Labor has also called for the government to find third countries for resettlement, and claims that its Pacific Solution was never about “indefinite detention.” Shorten now says that Labor would be open to resettling refugees in New Zealand—another small step that will increase the pressure on Turnbull and Dutton.
But the “third country” option can’t be allowed to take attention from Australia’s obligation to provide protection for the people who are in limbo on Manus and Nauru. The international community rightly regards the refugees on Nauru to be Australia’s responsibility. No other country is going to accept Nauru refugees.
Ultimately, Liberal and Labor will have to face up to the fact that closing Nauru means bringing the asylum seekers and refugees to Australia.
At the same time as the Nauru files broke into the mainstream, four supposed “elder statesmen”, Frank Brennan, Robert Manne, John Menadue and Tim Costello, have rushed into print to offer the government a compromise.
But their conservative piece argues that the refugee movement should accept “political reality”, tone down its arguments, and accept tow-backs of refugee boats to give the government an opportunity to find third countries.
This is no time for the refugee movement to back down. The proposal from Brennan and Manne would emphasise the naval blockade between Indonesia and Australia and would leave “Fortress Australia” intact. Any future boat arrivals would still be liable to be sent offshore.
The government is on the back foot. We need to press the advantage over offshore processing, turnbacks, mandatory detention and permanent visas.
While the PNG Supreme Court case is dragging on, and there is a question mark over where exactly the Manus asylum seekers will finally be sent, Dutton has had to admit that Manus will be closed. The refugee campaign must maintain the offensive—rallies on the 27 August will coincide with 161 days of protest on Nauru.

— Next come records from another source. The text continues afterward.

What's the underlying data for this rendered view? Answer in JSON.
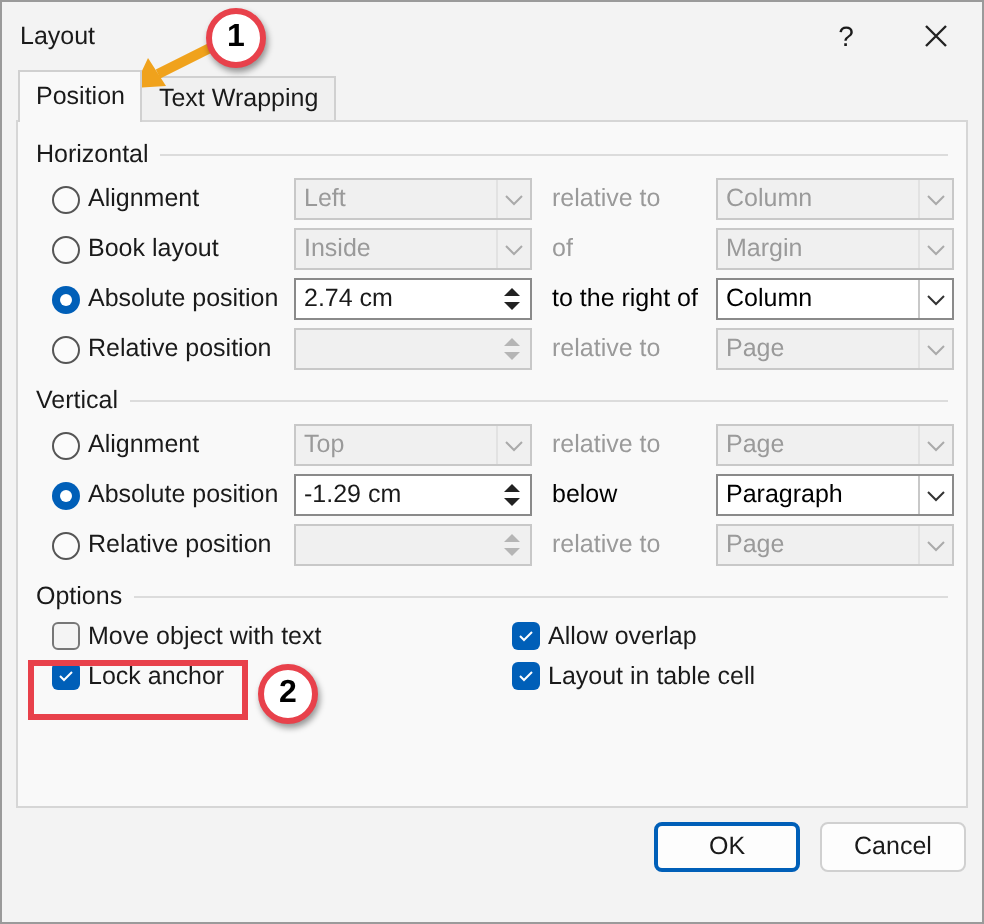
{
  "window": {
    "title": "Layout",
    "help": "?"
  },
  "tabs": [
    {
      "label": "Position",
      "selected": true
    },
    {
      "label": "Text Wrapping",
      "selected": false
    }
  ],
  "sections": [
    {
      "title": "Horizontal",
      "rows": [
        {
          "label": "Alignment",
          "selected": false,
          "field": {
            "kind": "dropdown",
            "value": "Left",
            "disabled": true
          },
          "relation": {
            "text": "relative to",
            "disabled": true
          },
          "target": {
            "value": "Column",
            "disabled": true
          }
        },
        {
          "label": "Book layout",
          "selected": false,
          "field": {
            "kind": "dropdown",
            "value": "Inside",
            "disabled": true
          },
          "relation": {
            "text": "of",
            "disabled": true
          },
          "target": {
            "value": "Margin",
            "disabled": true
          }
        },
        {
          "label": "Absolute position",
          "selected": true,
          "field": {
            "kind": "spinner",
            "value": "2.74 cm",
            "disabled": false
          },
          "relation": {
            "text": "to the right of",
            "disabled": false
          },
          "target": {
            "value": "Column",
            "disabled": false
          }
        },
        {
          "label": "Relative position",
          "selected": false,
          "field": {
            "kind": "spinner",
            "disabled": true
          },
          "relation": {
            "text": "relative to",
            "disabled": true
          },
          "target": {
            "value": "Page",
            "disabled": true
          }
        }
      ]
    },
    {
      "title": "Vertical",
      "rows": [
        {
          "label": "Alignment",
          "selected": false,
          "field": {
            "kind": "dropdown",
            "value": "Top",
            "disabled": true
          },
          "relation": {
            "text": "relative to",
            "disabled": true
          },
          "target": {
            "value": "Page",
            "disabled": true
          }
        },
        {
          "label": "Absolute position",
          "selected": true,
          "field": {
            "kind": "spinner",
            "value": "-1.29 cm",
            "disabled": false
          },
          "relation": {
            "text": "below",
            "disabled": false
          },
          "target": {
            "value": "Paragraph",
            "disabled": false
          }
        },
        {
          "label": "Relative position",
          "selected": false,
          "field": {
            "kind": "spinner",
            "disabled": true
          },
          "relation": {
            "text": "relative to",
            "disabled": true
          },
          "target": {
            "value": "Page",
            "disabled": true
          }
        }
      ]
    }
  ],
  "options": {
    "title": "Options",
    "columns": [
      [
        {
          "label": "Move object with text",
          "checked": false
        },
        {
          "label": "Lock anchor",
          "checked": true
        }
      ],
      [
        {
          "label": "Allow overlap",
          "checked": true
        },
        {
          "label": "Layout in table cell",
          "checked": true
        }
      ]
    ]
  },
  "buttons": [
    {
      "label": "OK",
      "default": true
    },
    {
      "label": "Cancel",
      "default": false
    }
  ],
  "annotations": [
    {
      "label": "1"
    },
    {
      "label": "2"
    }
  ]
}
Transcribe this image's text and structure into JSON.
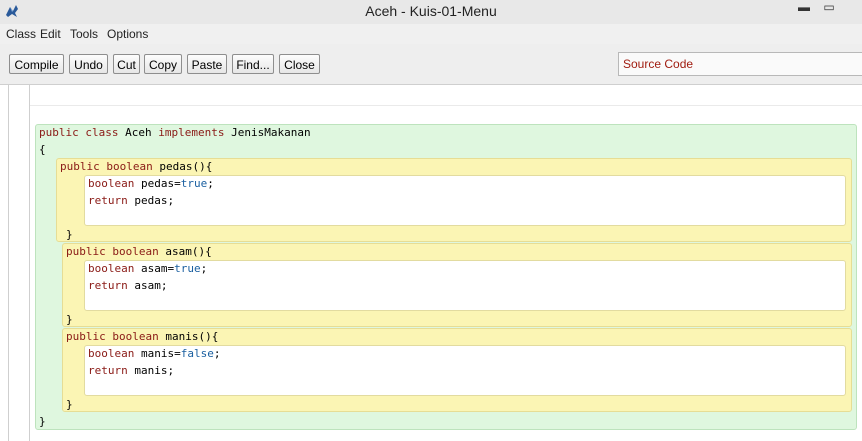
{
  "window": {
    "title": "Aceh - Kuis-01-Menu",
    "min_glyph": "▬",
    "max_glyph": "▭"
  },
  "menu": {
    "items": [
      "Class",
      "Edit",
      "Tools",
      "Options"
    ]
  },
  "toolbar": {
    "buttons": [
      "Compile",
      "Undo",
      "Cut",
      "Copy",
      "Paste",
      "Find...",
      "Close"
    ],
    "view_select": "Source Code"
  },
  "code": {
    "class_decl": {
      "kw1": "public",
      "kw2": "class",
      "name": " Aceh ",
      "kw3": "implements",
      "iface": " JenisMakanan"
    },
    "open_brace": "{",
    "close_brace": "}",
    "methods": [
      {
        "mod": "public",
        "type": "boolean",
        "name": " pedas(){",
        "var_kw": "boolean",
        "var_name": " pedas=",
        "var_val": "true",
        "semi": ";",
        "ret_kw": "return",
        "ret_name": " pedas;",
        "close": "}"
      },
      {
        "mod": "public",
        "type": "boolean",
        "name": " asam(){",
        "var_kw": "boolean",
        "var_name": " asam=",
        "var_val": "true",
        "semi": ";",
        "ret_kw": "return",
        "ret_name": " asam;",
        "close": "}"
      },
      {
        "mod": "public",
        "type": "boolean",
        "name": " manis(){",
        "var_kw": "boolean",
        "var_name": " manis=",
        "var_val": "false",
        "semi": ";",
        "ret_kw": "return",
        "ret_name": " manis;",
        "close": "}"
      }
    ]
  },
  "colors": {
    "keyword": "#8a1a16",
    "literal": "#1a5fa0",
    "class_bg": "#dff7df",
    "method_bg": "#fbf5b4",
    "select_text": "#a01c10"
  }
}
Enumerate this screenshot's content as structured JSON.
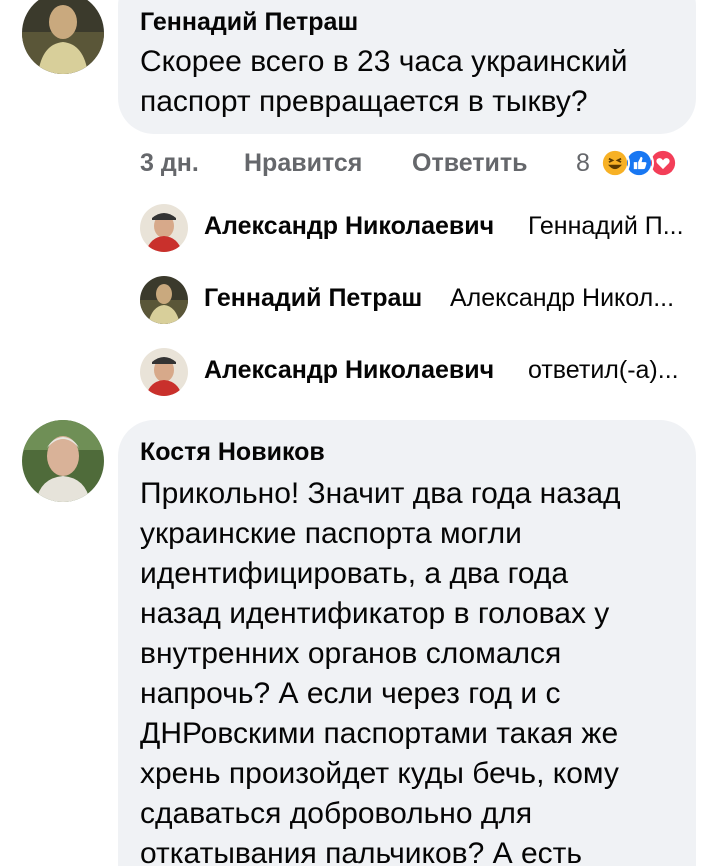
{
  "comment1": {
    "author": "Геннадий Петраш",
    "lines": [
      "Скорее всего в 23 часа украинский",
      "паспорт превращается в тыкву?"
    ],
    "time": "3 дн.",
    "like_label": "Нравится",
    "reply_label": "Ответить",
    "reaction_count": "8",
    "reactions": [
      "haha-icon",
      "like-icon",
      "love-icon"
    ]
  },
  "replies": [
    {
      "author": "Александр Николаевич",
      "snippet": "Геннадий П..."
    },
    {
      "author": "Геннадий Петраш",
      "snippet": "Александр Никол..."
    },
    {
      "author": "Александр Николаевич",
      "snippet": "ответил(-а)..."
    }
  ],
  "comment2": {
    "author": "Костя Новиков",
    "lines": [
      "Прикольно! Значит два года назад",
      "украинские паспорта могли",
      "идентифицировать, а два года",
      "назад идентификатор в головах у",
      "внутренних органов сломался",
      "напрочь? А если через год и с",
      "ДНРовскими паспортами такая же",
      "хрень произойдет куды бечь, кому",
      "сдаваться добровольно для",
      "откатывания пальчиков? А есть"
    ]
  },
  "colors": {
    "bubble": "#f0f2f5",
    "meta_gray": "#65676b",
    "like_blue": "#1877f2",
    "love_red": "#f33e58",
    "haha_yellow": "#f7b125"
  }
}
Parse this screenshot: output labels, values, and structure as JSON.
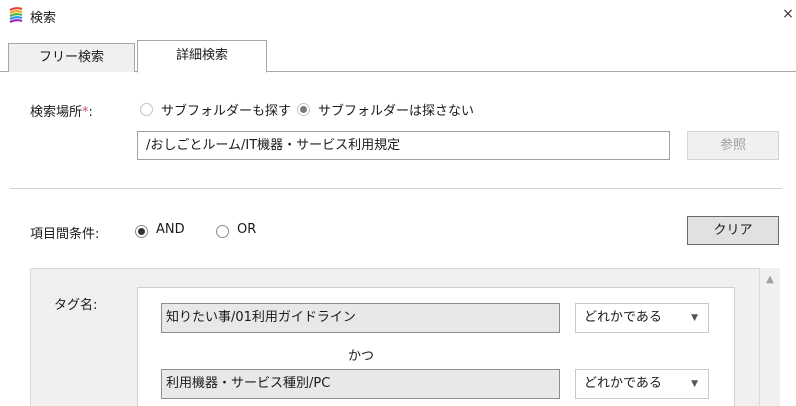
{
  "window": {
    "title": "検索",
    "close_glyph": "×"
  },
  "tabs": [
    {
      "label": "フリー検索",
      "active": false
    },
    {
      "label": "詳細検索",
      "active": true
    }
  ],
  "search_location": {
    "label": "検索場所",
    "required_mark": "*",
    "suffix": ":",
    "options": [
      {
        "label": "サブフォルダーも探す",
        "checked": false,
        "disabled": true
      },
      {
        "label": "サブフォルダーは探さない",
        "checked": true,
        "disabled": true
      }
    ],
    "path_value": "/おしごとルーム/IT機器・サービス利用規定",
    "browse_label": "参照"
  },
  "item_condition": {
    "label": "項目間条件:",
    "options": [
      {
        "label": "AND",
        "checked": true
      },
      {
        "label": "OR",
        "checked": false
      }
    ],
    "clear_label": "クリア"
  },
  "tag_section": {
    "label": "タグ名:",
    "conditions": [
      {
        "value": "知りたい事/01利用ガイドライン",
        "match": "どれかである"
      },
      {
        "value": "利用機器・サービス種別/PC",
        "match": "どれかである"
      }
    ],
    "joiner": "かつ"
  },
  "icons": {
    "app": "color-stripes-icon",
    "close": "close-icon",
    "chevron": "chevron-down-icon",
    "scroll_up": "chevron-up-icon"
  }
}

We need to unequivocally demand an immediate end to offshore processing, and to bring all the asylum seekers and refugees to Australia.
By Ian Rintoul